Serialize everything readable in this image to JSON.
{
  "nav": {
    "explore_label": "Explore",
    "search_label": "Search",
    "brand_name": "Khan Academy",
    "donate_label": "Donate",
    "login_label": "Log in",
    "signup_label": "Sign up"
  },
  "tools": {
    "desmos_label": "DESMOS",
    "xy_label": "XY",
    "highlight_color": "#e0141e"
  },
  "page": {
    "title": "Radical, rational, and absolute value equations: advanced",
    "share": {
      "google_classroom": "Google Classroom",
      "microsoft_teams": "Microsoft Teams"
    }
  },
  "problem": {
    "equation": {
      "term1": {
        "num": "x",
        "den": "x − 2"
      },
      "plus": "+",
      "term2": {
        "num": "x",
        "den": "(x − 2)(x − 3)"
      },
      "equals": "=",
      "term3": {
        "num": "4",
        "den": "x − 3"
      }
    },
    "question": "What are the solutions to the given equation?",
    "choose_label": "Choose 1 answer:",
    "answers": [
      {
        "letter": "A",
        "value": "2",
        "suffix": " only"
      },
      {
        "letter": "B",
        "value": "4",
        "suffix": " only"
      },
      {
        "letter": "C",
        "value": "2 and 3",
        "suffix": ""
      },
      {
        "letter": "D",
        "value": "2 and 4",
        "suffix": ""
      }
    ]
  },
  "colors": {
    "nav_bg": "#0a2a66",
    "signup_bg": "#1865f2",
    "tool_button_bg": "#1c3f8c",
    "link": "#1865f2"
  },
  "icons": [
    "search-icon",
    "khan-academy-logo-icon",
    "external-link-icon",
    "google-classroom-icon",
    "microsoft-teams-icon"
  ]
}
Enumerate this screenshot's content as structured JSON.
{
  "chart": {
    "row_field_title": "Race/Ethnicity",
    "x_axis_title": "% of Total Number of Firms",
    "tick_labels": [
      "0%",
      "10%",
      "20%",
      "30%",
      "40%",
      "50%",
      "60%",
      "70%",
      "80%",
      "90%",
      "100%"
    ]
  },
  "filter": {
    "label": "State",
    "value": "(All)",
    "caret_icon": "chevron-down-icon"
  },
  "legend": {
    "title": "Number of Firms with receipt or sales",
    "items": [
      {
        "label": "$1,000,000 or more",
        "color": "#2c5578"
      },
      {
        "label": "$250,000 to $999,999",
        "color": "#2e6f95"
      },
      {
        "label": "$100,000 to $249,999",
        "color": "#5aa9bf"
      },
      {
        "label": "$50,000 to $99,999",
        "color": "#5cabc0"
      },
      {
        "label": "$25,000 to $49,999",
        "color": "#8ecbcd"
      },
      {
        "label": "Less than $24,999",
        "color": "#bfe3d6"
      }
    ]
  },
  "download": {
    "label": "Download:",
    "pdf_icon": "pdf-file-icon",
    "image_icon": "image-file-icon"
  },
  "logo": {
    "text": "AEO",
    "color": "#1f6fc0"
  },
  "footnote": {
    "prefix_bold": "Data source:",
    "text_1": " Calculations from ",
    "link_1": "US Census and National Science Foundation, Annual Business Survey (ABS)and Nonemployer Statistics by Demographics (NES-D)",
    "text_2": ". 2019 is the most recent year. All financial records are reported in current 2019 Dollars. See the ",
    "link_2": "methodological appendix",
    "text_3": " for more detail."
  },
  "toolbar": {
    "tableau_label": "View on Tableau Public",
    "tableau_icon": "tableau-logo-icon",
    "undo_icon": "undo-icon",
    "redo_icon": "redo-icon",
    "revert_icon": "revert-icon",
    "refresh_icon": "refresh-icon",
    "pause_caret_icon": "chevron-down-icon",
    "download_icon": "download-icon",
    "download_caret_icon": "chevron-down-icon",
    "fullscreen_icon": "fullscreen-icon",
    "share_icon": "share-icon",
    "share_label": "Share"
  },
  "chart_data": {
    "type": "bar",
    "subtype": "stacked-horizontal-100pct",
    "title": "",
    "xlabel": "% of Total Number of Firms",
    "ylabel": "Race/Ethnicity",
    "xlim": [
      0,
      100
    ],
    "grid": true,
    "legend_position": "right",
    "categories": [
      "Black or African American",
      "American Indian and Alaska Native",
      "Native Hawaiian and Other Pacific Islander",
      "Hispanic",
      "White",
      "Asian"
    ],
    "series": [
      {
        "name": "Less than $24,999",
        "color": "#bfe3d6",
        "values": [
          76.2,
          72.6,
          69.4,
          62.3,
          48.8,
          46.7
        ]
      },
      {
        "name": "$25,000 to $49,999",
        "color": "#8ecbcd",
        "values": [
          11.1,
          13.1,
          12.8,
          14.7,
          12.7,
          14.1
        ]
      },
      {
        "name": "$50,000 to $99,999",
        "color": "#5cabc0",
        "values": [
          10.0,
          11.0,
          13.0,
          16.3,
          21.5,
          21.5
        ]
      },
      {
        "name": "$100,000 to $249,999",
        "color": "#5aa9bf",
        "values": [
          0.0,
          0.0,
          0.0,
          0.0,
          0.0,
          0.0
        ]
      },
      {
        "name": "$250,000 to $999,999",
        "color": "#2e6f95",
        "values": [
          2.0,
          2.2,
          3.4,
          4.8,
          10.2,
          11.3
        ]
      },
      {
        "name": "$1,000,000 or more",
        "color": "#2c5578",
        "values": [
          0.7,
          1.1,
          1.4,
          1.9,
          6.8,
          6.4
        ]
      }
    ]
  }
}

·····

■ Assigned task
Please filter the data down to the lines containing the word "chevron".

■ Final answer
    "caret_icon": "chevron-down-icon"
    "pause_caret_icon": "chevron-down-icon",
    "download_caret_icon": "chevron-down-icon",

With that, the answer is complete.